But the health impact of violence does not come from just physical assault and injury, it includes mental and emotional harm, and the costs are not just in health care but in emotional trauma and disrupted lives and communities, effects that can last decades, lifetimes, even generations. Violence can take many forms, including bullying, harassment, abuse and neglect, and can occur in many settings and affect many groups, but several categories stand out.

First comes domestic violence, which includes child and elder abuse and neglect as well as spousal/intimate partner violence. Harassment, bullying and sometimes violence is found among young people in schools and among adults in workplaces, while elder abuse and neglect can be seen in care facilities. Finally, there is violence in the community, everything from on-line abuse and harassment to road rage, sexual assault and random or targeted assaults, including racist and Islamophobic violence and abuse.

In all these settings, certain groups are more vulnerable and/or more targeted, including women, children, the elderly, Indigenous people, LGBTQ people and various ethno-racial or religious groups – and clearly, people can be members of several of these groups. But what this tells us is that much violence is deeply rooted in cultural and social values that have to do with power, on the one hand, and fear and hatred on the other. So violence prevention will take significant social and cultural change.

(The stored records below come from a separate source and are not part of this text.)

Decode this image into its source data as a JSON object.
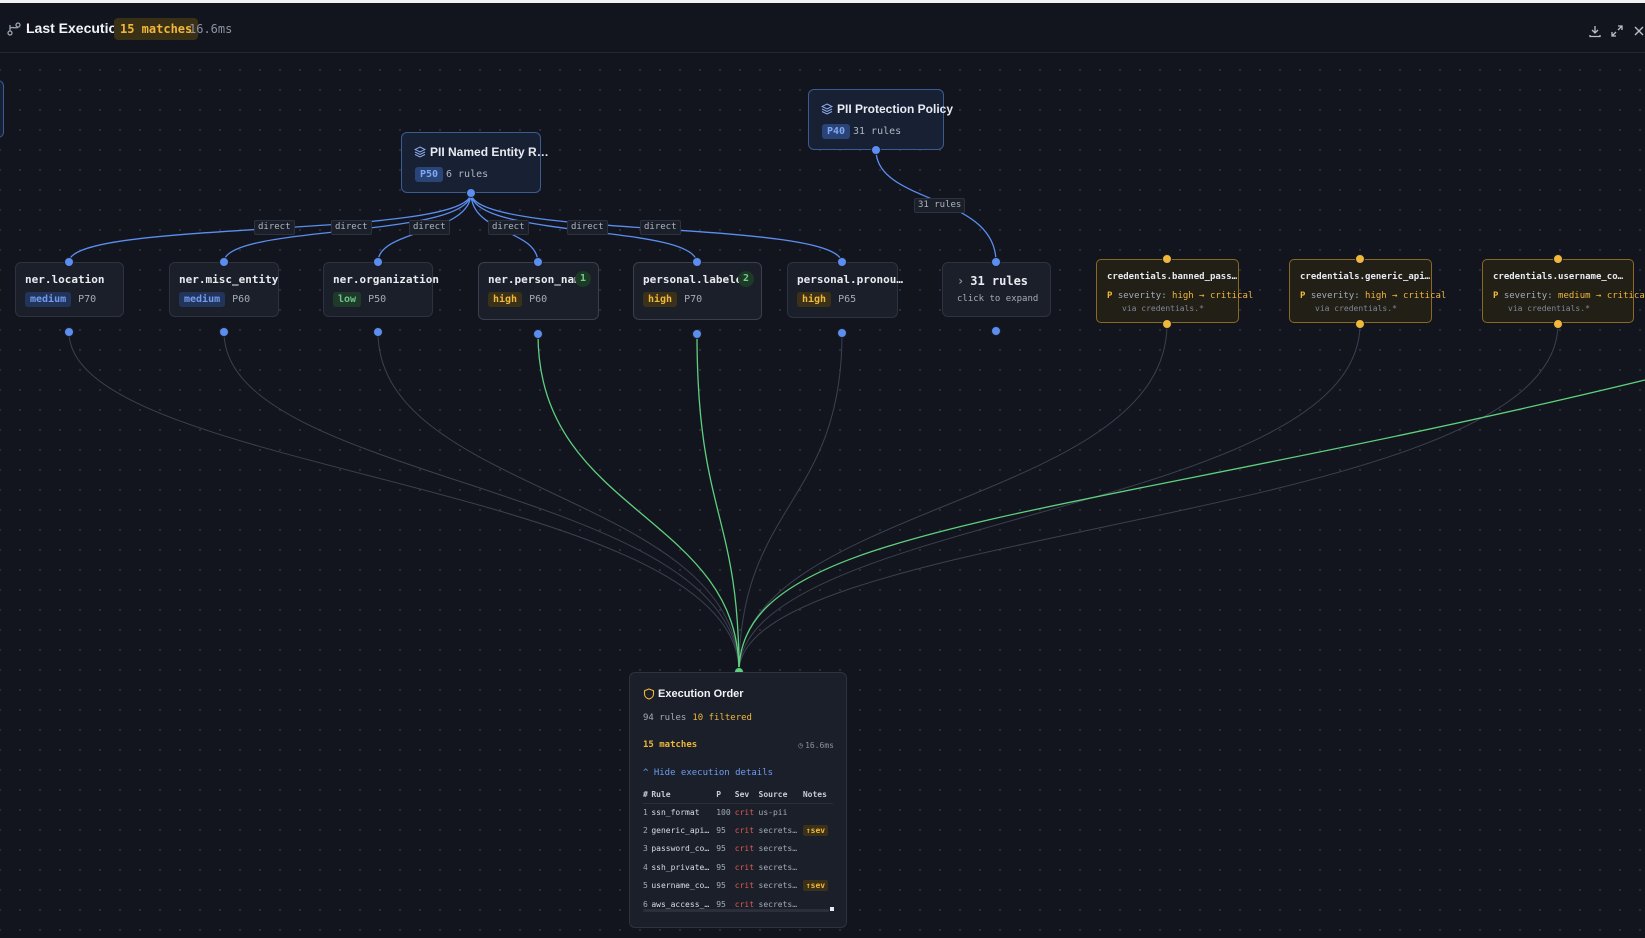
{
  "header": {
    "title": "Last Execution",
    "matches_badge": "15 matches",
    "time": "16.6ms"
  },
  "groups": [
    {
      "title": "PII Named Entity R…",
      "priority": "P50",
      "rules": "6 rules"
    },
    {
      "title": "PII Protection Policy",
      "priority": "P40",
      "rules": "31 rules"
    }
  ],
  "edge_labels": {
    "direct": "direct",
    "rules31": "31 rules"
  },
  "rule_nodes": [
    {
      "name": "ner.location",
      "severity": "medium",
      "priority": "P70"
    },
    {
      "name": "ner.misc_entity",
      "severity": "medium",
      "priority": "P60"
    },
    {
      "name": "ner.organization",
      "severity": "low",
      "priority": "P50"
    },
    {
      "name": "ner.person_name",
      "severity": "high",
      "priority": "P60",
      "matches": "1"
    },
    {
      "name": "personal.labele…",
      "severity": "high",
      "priority": "P70",
      "matches": "2"
    },
    {
      "name": "personal.pronou…",
      "severity": "high",
      "priority": "P65"
    }
  ],
  "collapsed": {
    "title": "31 rules",
    "hint": "click to expand"
  },
  "credentials": [
    {
      "name": "credentials.banned_pass…",
      "prefix": "P",
      "label": "severity:",
      "value": "high → critical",
      "via": "via credentials.*"
    },
    {
      "name": "credentials.generic_api…",
      "prefix": "P",
      "label": "severity:",
      "value": "high → critical",
      "via": "via credentials.*"
    },
    {
      "name": "credentials.username_co…",
      "prefix": "P",
      "label": "severity:",
      "value": "medium → critical",
      "via": "via credentials.*"
    }
  ],
  "execution": {
    "title": "Execution Order",
    "rules": "94 rules",
    "filtered": "10 filtered",
    "matches": "15 matches",
    "time": "16.6ms",
    "toggle": "^ Hide execution details",
    "columns": [
      "#",
      "Rule",
      "P",
      "Sev",
      "Source",
      "Notes"
    ],
    "rows": [
      {
        "n": "1",
        "rule": "ssn_format",
        "p": "100",
        "sev": "crit",
        "source": "us-pii",
        "note": ""
      },
      {
        "n": "2",
        "rule": "generic_api…",
        "p": "95",
        "sev": "crit",
        "source": "secrets…",
        "note": "↑sev"
      },
      {
        "n": "3",
        "rule": "password_co…",
        "p": "95",
        "sev": "crit",
        "source": "secrets…",
        "note": ""
      },
      {
        "n": "4",
        "rule": "ssh_private…",
        "p": "95",
        "sev": "crit",
        "source": "secrets…",
        "note": ""
      },
      {
        "n": "5",
        "rule": "username_co…",
        "p": "95",
        "sev": "crit",
        "source": "secrets…",
        "note": "↑sev"
      },
      {
        "n": "6",
        "rule": "aws_access_…",
        "p": "95",
        "sev": "crit",
        "source": "secrets…",
        "note": ""
      }
    ]
  },
  "colors": {
    "background": "#12151d",
    "edge_blue": "#5b8ef0",
    "edge_green": "#5fd07f",
    "edge_gray": "#3b4150",
    "accent_amber": "#f0b73a",
    "crit_red": "#e05b52"
  }
}
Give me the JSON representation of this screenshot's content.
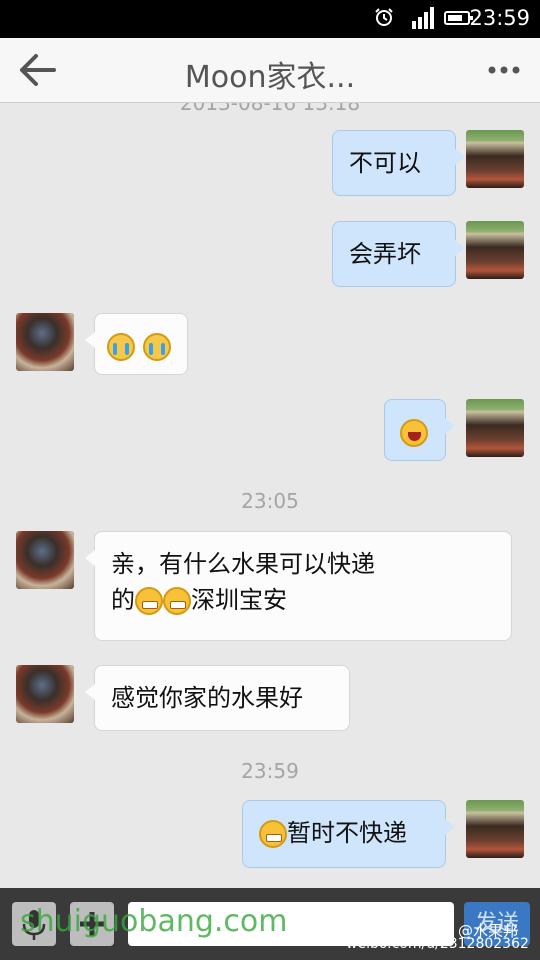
{
  "status_bar": {
    "time": "23:59"
  },
  "header": {
    "title": "Moon家衣...",
    "back_icon": "back-arrow-icon",
    "more_icon": "more-dots-icon"
  },
  "chat": {
    "timestamp_partial": "2013-08-16 13:18",
    "timestamps": [
      "23:05",
      "23:59"
    ],
    "messages": [
      {
        "from": "me",
        "text": "不可以"
      },
      {
        "from": "me",
        "text": "会弄坏"
      },
      {
        "from": "other",
        "emoji": [
          "crying-face",
          "crying-face"
        ]
      },
      {
        "from": "me",
        "emoji": [
          "laughing-face"
        ]
      },
      {
        "from": "other",
        "text_line1": "亲，有什么水果可以快递",
        "text_line2_prefix": "的",
        "text_line2_suffix": "深圳宝安",
        "emoji": [
          "grin-face",
          "grin-face"
        ]
      },
      {
        "from": "other",
        "text": "感觉你家的水果好"
      },
      {
        "from": "me",
        "text": "暂时不快递",
        "emoji": [
          "grin-face"
        ]
      }
    ]
  },
  "input_bar": {
    "send_label": "发送",
    "mic_icon": "mic-icon",
    "plus_icon": "plus-icon",
    "field_placeholder": ""
  },
  "watermarks": {
    "site": "shuiguobang.com",
    "site_cn": "水果邦",
    "weibo": "weibo.com/u/2312802362",
    "weibo_name": "@水果邦"
  }
}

I have always been impressed by the work of Irvin Waller, a criminologist at the University of Ottawa and a world expert on prevention of violence. He is clear that this is much more than simply a matter of law and order, policing and punishment. Just as public health advocates for upstream interventions to keep people healthy rather than downstream interventions to fix them when they are sick, Waller provides the evidence that “reductions in violence against women, street violence and homicides by 50% are all achievable within a five to ten year period by investments in early prevention” – and observes that this is a cheaper approach to reducing crime.

He points to “investments in people such as youth outreach, positive parenting programming, and social interventions in emergency rooms”. And he adds there is evidence that “modifications in school curricula to make achievement in life skills and healthy relationship skills stop violence”. So, he asks, “why not make them as important and measured as writing, reading and arithmetic?”.

This approach – what Waller calls ‘compassionate community safety’ – was epitomised recently by Ted Upshaw, the Public Safety Advisor for Halifax and a former RCMP inspector. In a session on healthy communities at the Canadian Public Health Association conference earlier this year, he discussed the importance of social justice, respect, good quality housing and neighbourhoods, access to parks and other social and community benefits if we are to create safe and healthy communities. It makes sense to me.

© Trevor Hancock, 2017